While “targeted'” interventions that estimate short-term effects of specific programs advance research and provide valuable evidence for policy makers, they generally reveal little-to-nothing about the best combination of policies and programs to support women throughout their education and into the labor force. Even general poverty reduction efforts like cash transfers aren’t enough to answer this important question. We can see some evidence of a gap between educational attainment and labor force participation by regressing the change in labor force participation rates on the change in female years of schooling over the same period. As shown in Figure 2 and Table 1 (at the end of this post), there is no association between the recent increases in female years of schooling and female labor force participation, even when adjusting for regional fixed effects.
Figure 2. Change in country-level female labor force participation rates vs the change in years of schooling (both population 15+), 1990 to 2010. Educational attainment data from the Barro-Lee dataset and labor force participation rates from the World Bank World Development Indicators dataset.
We also need more data on the long-term impacts of programs and policies. As noted in a recent working paper of long-run impacts in development economics, we know little about long-term effects of development programs . However, the review also notes early studies in cash transfer programs that began in the 2000s may be amendable to long-term follow-ups. Additionally, they discuss methods to make the long-run program evaluations more successful, including alternative research design and data from utilizing administrative sources, remote sensing, and cell phones.

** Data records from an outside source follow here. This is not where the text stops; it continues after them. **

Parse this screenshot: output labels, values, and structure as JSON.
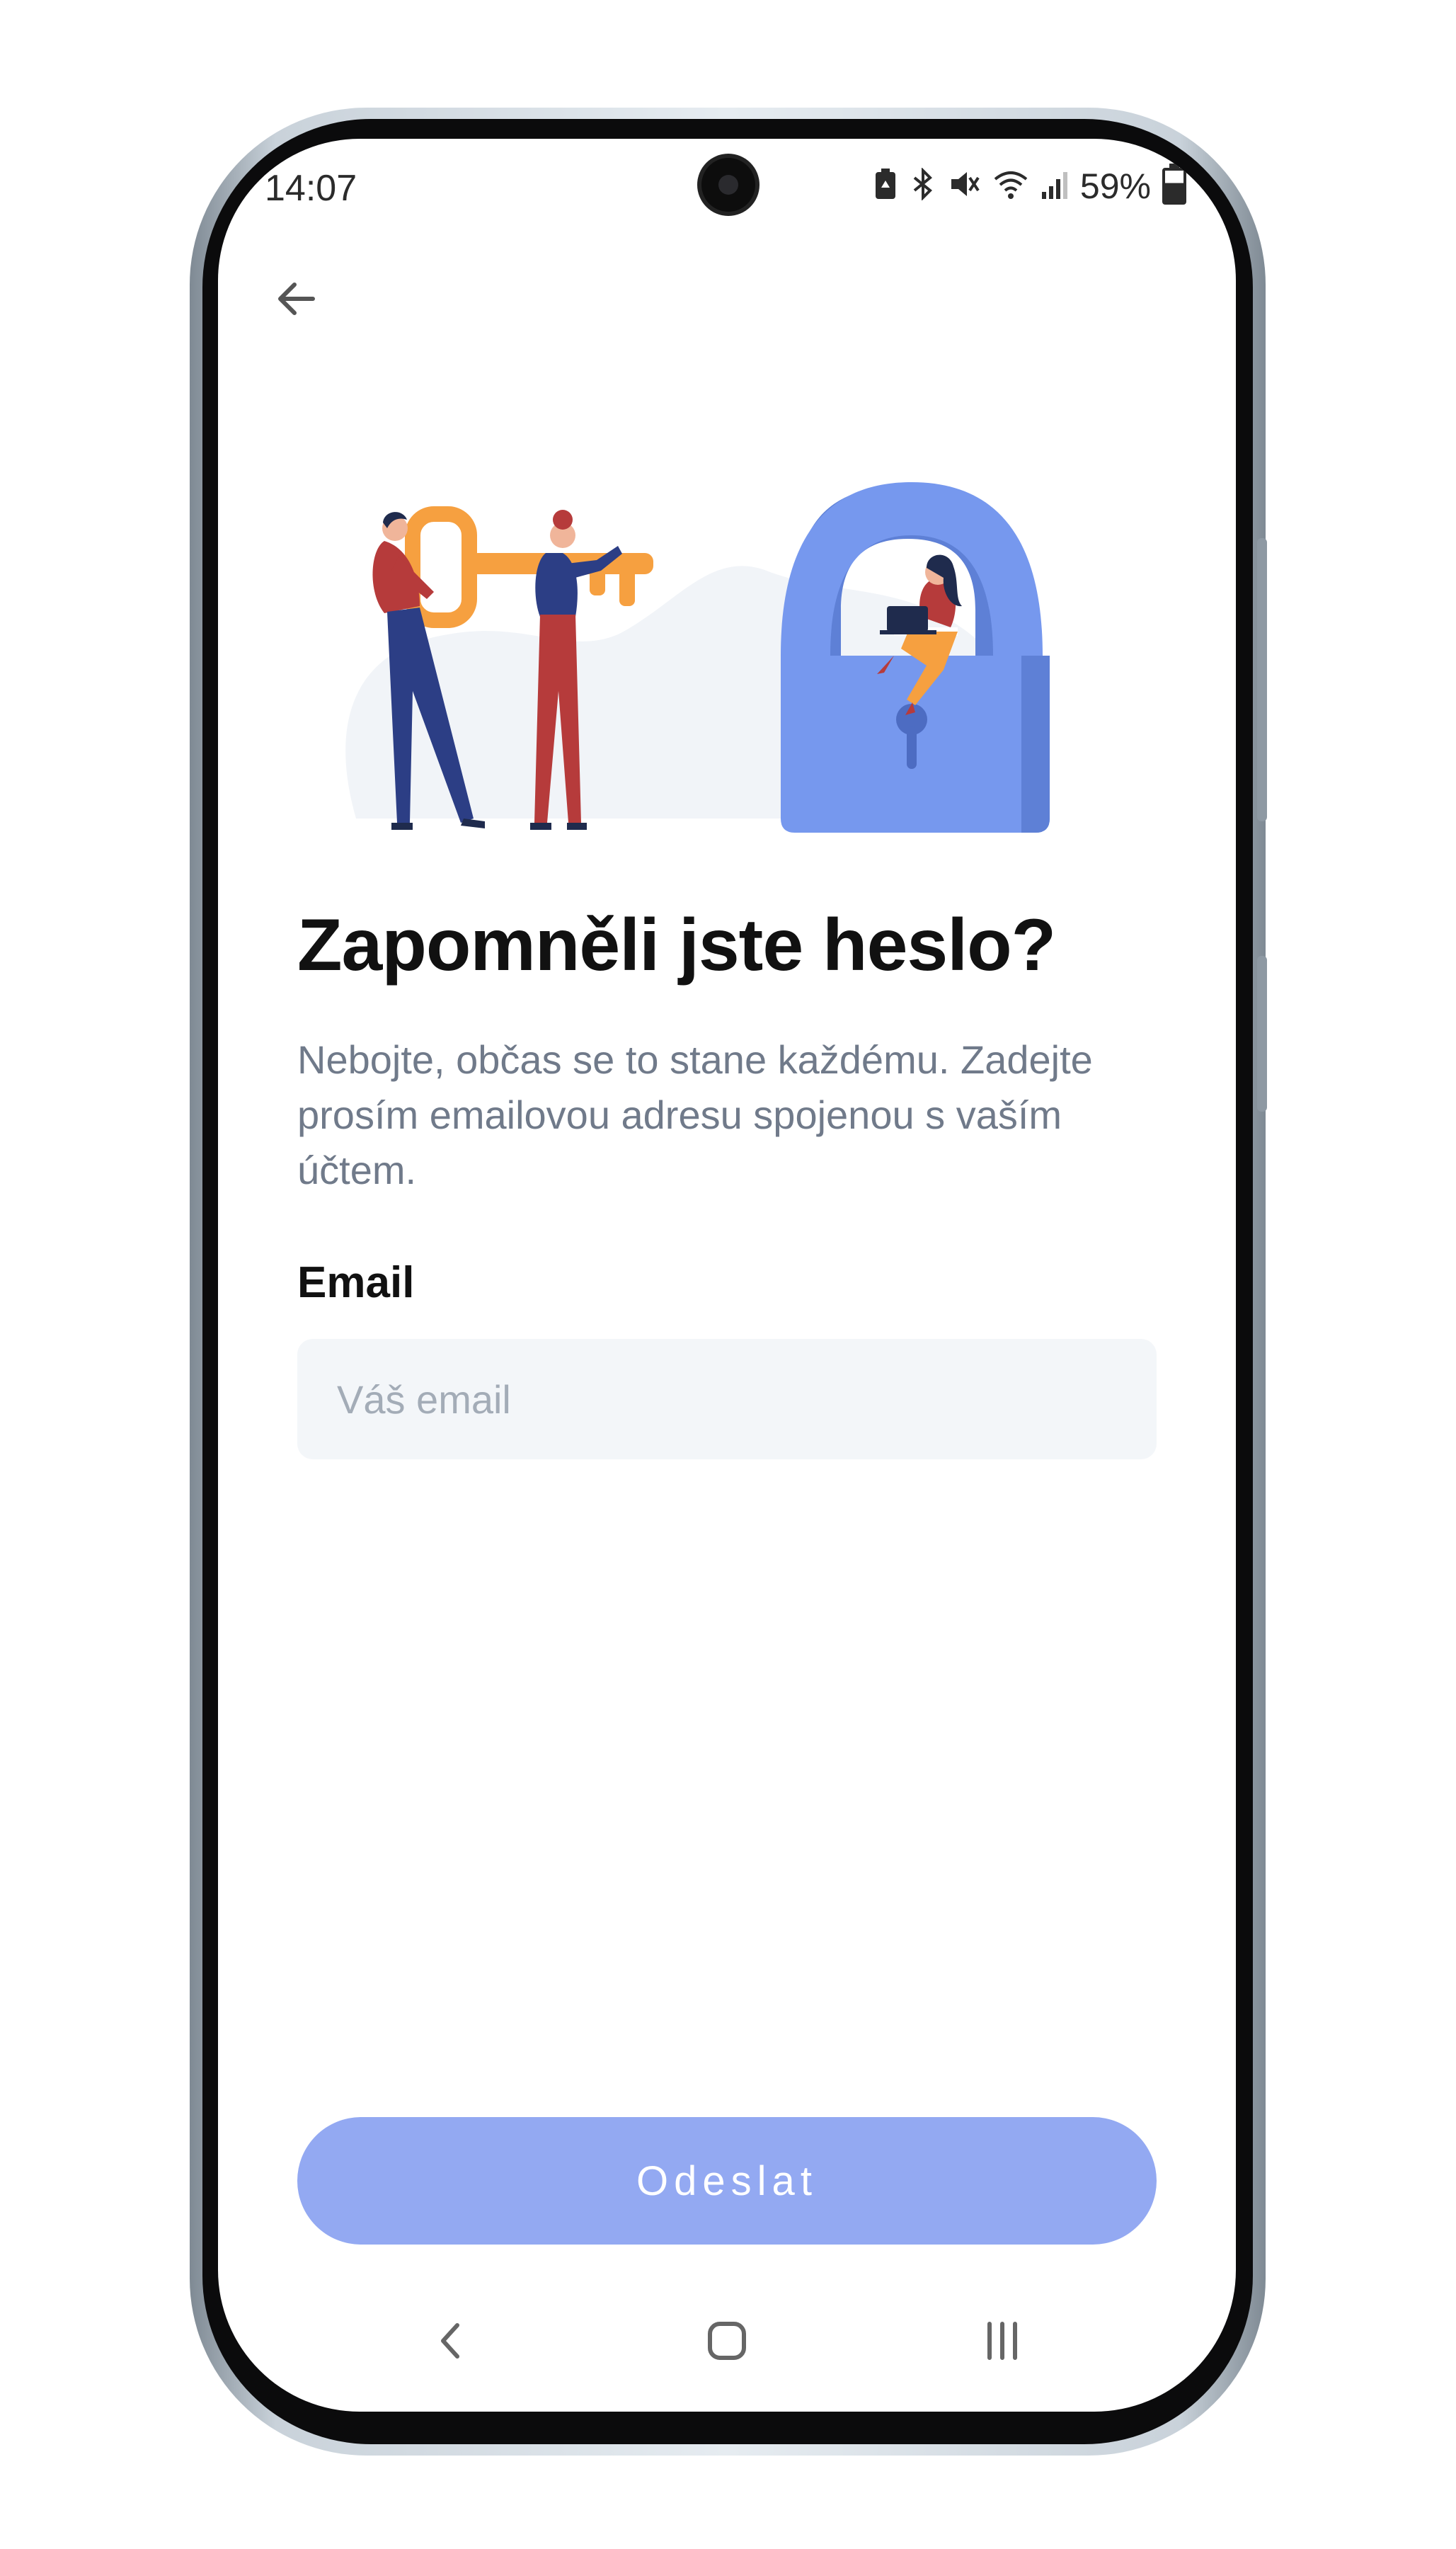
{
  "status_bar": {
    "time": "14:07",
    "battery_percent": "59%",
    "icons": [
      "battery-saver-icon",
      "bluetooth-icon",
      "mute-icon",
      "wifi-icon",
      "signal-icon",
      "battery-icon"
    ]
  },
  "header": {
    "back_icon": "arrow-left-icon"
  },
  "illustration": {
    "description_icon": "key-lock-illustration"
  },
  "content": {
    "title": "Zapomněli jste heslo?",
    "description": "Nebojte, občas se to stane každému. Zadejte prosím emailovou adresu spojenou s vaším účtem.",
    "email_label": "Email",
    "email_placeholder": "Váš email",
    "email_value": ""
  },
  "actions": {
    "submit_label": "Odeslat"
  },
  "navigation": {
    "back_icon": "nav-back-icon",
    "home_icon": "nav-home-icon",
    "recents_icon": "nav-recents-icon"
  },
  "colors": {
    "accent": "#93a9f2",
    "lock": "#7698ee",
    "key": "#f6a040",
    "text_secondary": "#707a8a"
  }
}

In addition to pursuing longer-term evaluations of experimental interventions, researchers should continue to conduct quasi-experimental studies that estimate causal effects using observational data. Methods like instrumental variables, difference-in-difference, regression discontinuity, and propensity score matching and weighting enable estimation of causal effects from programs and policies without randomization. While experimental studies are typically considered the “gold standard” for causal inference, the careful design of observational studies can enable exploration of a broader set of important causal questions, including long-term effects.
This call for more holistic programs and long-term evaluations isn’t to say that we shouldn’t continue to design and test focused, short-term programs. It may be that these more reductionist approaches actually achieve better long-term outcomes for women than comprehensive programs. Taking a more holistic approach to the design of future interventions will provide evidence of the best ways to shift the next generation through education and into empowering employment opportunities.
 This is an issue in evaluating social programs everywhere, not just in international development, as noted in this post from Straight Talk on Evidence. Another post from Straight Talk on Evidence highlights an exceptional example of a long-term RCT evaluation of a workforce training program for low-income individuals.
Table 1. Regression of the change in female labor force participation from 1990 to 2010 against change in female years of schooling during the same period. Model 1 does not adjust for anything, model 2 adjusts for regional fixed effects.